Nature

This aerial file photo taken on 21 June 2020 shows graves in the Nossa Senhora Aparecida cemetery in Manaus, Brazil. (Michael Dantas/AFP)

How can we survive this catastrophe?

If more than a million coronavirus deaths around the world have yet to humble us, maybe the unassuming turtle dove can teach us a thing or two.
The tall and unassuming tree in the wilderness. (Facebook/蔣勳)

A tree can be like Buddha

Art historian Chiang Hsun stays awhile with a comforting big tree in the wilderness. He admires its steadfastness, its sturdiness, its generosity. He takes heart as his unassuming friend shows us that we all have it in us, whatever our beliefs, to be the bigger person, to give shade, to give rest to those around us.
The clean and pure Chinese snowball flower. (Facebook/蔣勳)

As pure as the driven snow, in a virtual and surreal world
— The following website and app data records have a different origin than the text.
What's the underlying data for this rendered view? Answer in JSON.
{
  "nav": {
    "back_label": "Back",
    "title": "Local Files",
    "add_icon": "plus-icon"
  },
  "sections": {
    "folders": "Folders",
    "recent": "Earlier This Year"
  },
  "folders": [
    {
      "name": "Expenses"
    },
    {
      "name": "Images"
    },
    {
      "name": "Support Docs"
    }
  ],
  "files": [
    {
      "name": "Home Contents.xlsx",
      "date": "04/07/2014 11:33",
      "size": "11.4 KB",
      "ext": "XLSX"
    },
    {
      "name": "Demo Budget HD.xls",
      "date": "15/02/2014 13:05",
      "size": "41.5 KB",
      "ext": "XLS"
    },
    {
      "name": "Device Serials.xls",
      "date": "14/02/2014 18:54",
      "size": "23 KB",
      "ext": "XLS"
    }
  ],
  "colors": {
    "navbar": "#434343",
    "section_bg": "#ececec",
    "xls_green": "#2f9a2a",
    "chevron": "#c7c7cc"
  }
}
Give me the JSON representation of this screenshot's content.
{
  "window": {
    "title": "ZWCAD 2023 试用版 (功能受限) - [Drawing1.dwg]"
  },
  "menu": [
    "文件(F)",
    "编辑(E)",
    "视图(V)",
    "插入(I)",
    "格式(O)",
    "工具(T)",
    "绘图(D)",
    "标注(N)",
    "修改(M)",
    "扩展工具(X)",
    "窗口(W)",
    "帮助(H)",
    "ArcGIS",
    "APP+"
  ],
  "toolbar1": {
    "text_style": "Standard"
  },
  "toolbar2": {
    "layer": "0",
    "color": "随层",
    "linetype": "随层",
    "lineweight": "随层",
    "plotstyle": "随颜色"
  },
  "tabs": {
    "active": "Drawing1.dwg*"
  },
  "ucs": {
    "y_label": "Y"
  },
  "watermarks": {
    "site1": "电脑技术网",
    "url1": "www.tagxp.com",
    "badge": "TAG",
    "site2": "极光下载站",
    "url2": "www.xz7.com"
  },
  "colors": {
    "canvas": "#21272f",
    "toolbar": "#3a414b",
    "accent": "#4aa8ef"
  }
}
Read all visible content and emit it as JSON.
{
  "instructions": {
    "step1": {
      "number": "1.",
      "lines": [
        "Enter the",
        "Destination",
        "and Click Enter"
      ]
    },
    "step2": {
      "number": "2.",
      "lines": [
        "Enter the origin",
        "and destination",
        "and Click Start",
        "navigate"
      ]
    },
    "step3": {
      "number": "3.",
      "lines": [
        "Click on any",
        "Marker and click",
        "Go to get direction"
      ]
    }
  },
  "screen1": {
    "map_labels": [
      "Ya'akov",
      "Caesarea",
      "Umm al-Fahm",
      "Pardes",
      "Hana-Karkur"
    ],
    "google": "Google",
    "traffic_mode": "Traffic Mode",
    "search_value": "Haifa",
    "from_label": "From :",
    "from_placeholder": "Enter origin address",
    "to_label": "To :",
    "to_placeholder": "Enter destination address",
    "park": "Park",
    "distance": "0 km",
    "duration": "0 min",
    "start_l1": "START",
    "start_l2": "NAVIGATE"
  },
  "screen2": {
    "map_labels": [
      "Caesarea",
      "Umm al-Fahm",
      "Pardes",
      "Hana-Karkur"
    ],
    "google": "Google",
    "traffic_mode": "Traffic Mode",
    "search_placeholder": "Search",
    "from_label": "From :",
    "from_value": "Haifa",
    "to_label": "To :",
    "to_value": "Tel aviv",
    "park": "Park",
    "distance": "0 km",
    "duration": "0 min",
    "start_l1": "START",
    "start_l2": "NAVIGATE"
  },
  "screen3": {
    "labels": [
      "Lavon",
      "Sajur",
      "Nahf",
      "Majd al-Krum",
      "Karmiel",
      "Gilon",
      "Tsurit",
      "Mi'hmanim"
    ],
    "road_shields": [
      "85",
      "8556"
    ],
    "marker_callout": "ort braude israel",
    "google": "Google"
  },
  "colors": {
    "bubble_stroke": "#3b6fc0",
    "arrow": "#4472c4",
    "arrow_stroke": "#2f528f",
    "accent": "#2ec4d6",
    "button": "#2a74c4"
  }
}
Art historian Chiang Hsun remembers a lone Chinese snowball flower from his many overseas trips. Its pristine beauty was its allure. In this world where fakes abound, this image, lodged deep in his memory, is proof that authenticity exists.
The great Chinese playwright, Tang Xianzu. (Internet)

In pursuit of ideals and love: The William Shakespeare of Chinese drama, Tang Xianzu

All his life, Ming dynasty playwright Tang Xianzu only wanted to stay true to himself, to do good and to make a mark. In his life as a government official, he sat on the sidelines and saw his ambitions erode with time. But he kept intact his passion for literary writing, gifting the world he left behind with classics such as The Peony Pavilion. Amid brokenness and deceit, he saw only beautiful things that were good and pure. Whether the world he created is a reality to be attained or a mirage...the dream lives on.
Blue tiger butterflies. (Facebook/蔣勳)

What is the colour of 青春 (qingchun), or youth?

In Chinese terminology, the colour which looks a lot like cyan is called qing (青). Yet it is used in many contexts and may even refer to black. What do we mean when we say qing and what do we understand by it? The permutations are vast, if we are open to them. In a similar vein, fixated ideas or assumptions can be the very barrier that obstructs one from seeing that which is truly beautiful. Free your mind, let loose a little, art historian Chiang Hsun says, to experience life in its full splendour.
The Giant Buddha overlooks the waters and Leshan city. (iStock)

Giant Buddha and sponge cities: Combating floods where three rivers meet

The recent floods in Sichuan were serious enough to wet the feet of the Leshan Giant Buddha, which sits on a platform at 362 metres above sea level at the confluence of the Dadu, Qingyi, and Min rivers. Academic Zhang Tiankan explains that while the Giant Buddha represents the ancient Chinese's wisdom in combating floods, modern-day Chinese will need to step up the building of “sponge cities” to prevent floods.
Suzhou Museum, a masterpiece of world-renowned architect I.M. Pei. (Suzhou Museum official website)

Suzhou Museum: Why I.M. Pei failed to learn the lessons of the ancient Chinese

The building and landscape architecture of Suzhou Museum has been lauded for its intricate blend of old and new. Cultural historian Cheng Pei-kai is in awe of the late architect I.M. Pei, but sees at the same time, the need for man-made landscapes to blend into their natural environment. Otherwise, the handprints of their maker will all be too visible and the result far from the scenes of nature it was precisely trying to capture.
What did Confucius say about the colour purple? (iStock)

Did Confucius abhor the colour purple?

Art historian Chiang Hsun sifts through countless shades of purple. Like the vicissitudes of life, they are at once strong yet fragile, beautiful yet complex, and transient yet everlasting.
Cicada songs fill the forest in the summertime. (iStock)

Cicada songs: Deathly silence of a summer’s day

Cicadas are peculiar creatures of nature. They spend years burrowing underground before they emerge from the undergrowth, make a racket, and return to dust just a short time later. Art historian Chiang Hsun reflects on life and death as he listens to the cicada’s chant on a hot summer’s day.